What is required:
All lines below containing "title" are to be listed.

Website and app data records:
_ _ _ _

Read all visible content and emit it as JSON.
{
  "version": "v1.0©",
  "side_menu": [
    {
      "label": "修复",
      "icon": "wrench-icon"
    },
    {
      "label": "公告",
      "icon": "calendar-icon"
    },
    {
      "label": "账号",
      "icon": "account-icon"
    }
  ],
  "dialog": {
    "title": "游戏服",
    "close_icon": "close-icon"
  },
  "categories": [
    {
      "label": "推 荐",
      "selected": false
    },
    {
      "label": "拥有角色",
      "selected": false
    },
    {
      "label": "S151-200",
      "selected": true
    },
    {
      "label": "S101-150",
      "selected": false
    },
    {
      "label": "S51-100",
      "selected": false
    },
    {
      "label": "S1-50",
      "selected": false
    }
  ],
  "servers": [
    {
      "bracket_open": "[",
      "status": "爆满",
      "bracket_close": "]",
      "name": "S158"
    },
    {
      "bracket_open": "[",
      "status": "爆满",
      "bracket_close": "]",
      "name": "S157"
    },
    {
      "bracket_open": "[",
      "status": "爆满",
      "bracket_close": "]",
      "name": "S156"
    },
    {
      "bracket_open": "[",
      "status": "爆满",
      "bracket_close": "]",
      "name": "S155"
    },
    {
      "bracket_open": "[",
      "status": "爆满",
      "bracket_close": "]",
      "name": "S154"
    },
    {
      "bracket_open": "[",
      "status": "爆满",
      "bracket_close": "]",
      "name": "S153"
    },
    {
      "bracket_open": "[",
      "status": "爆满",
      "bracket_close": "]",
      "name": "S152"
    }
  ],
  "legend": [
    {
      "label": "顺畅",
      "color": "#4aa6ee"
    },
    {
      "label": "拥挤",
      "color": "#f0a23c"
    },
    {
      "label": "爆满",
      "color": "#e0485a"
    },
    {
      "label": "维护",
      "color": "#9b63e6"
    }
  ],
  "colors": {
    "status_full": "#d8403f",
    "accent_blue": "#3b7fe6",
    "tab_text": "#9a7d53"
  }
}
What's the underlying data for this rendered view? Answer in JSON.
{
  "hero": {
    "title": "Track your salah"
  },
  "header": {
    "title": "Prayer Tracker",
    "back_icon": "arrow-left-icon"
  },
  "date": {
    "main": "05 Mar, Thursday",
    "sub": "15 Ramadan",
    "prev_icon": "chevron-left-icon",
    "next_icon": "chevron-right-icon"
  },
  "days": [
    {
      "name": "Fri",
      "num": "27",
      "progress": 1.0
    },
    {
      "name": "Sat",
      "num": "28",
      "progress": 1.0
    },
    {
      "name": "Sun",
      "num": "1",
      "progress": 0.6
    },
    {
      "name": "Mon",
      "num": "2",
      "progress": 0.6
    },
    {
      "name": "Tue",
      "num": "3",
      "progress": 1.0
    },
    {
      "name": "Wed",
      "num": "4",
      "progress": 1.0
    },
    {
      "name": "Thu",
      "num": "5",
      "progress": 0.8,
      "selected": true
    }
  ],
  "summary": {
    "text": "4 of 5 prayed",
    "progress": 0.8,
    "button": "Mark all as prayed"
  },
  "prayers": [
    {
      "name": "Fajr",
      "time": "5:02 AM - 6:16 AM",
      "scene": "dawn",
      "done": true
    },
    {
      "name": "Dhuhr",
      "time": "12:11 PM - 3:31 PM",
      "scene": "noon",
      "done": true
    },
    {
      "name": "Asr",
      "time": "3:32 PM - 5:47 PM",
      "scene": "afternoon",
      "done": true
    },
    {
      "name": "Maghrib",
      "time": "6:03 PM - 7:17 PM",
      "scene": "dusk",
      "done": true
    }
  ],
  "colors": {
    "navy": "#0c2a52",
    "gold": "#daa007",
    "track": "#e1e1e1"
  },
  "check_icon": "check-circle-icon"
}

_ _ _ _

Exercise solution:
    "title": "游戏服",
    "title": "Track your salah"
    "title": "Prayer Tracker",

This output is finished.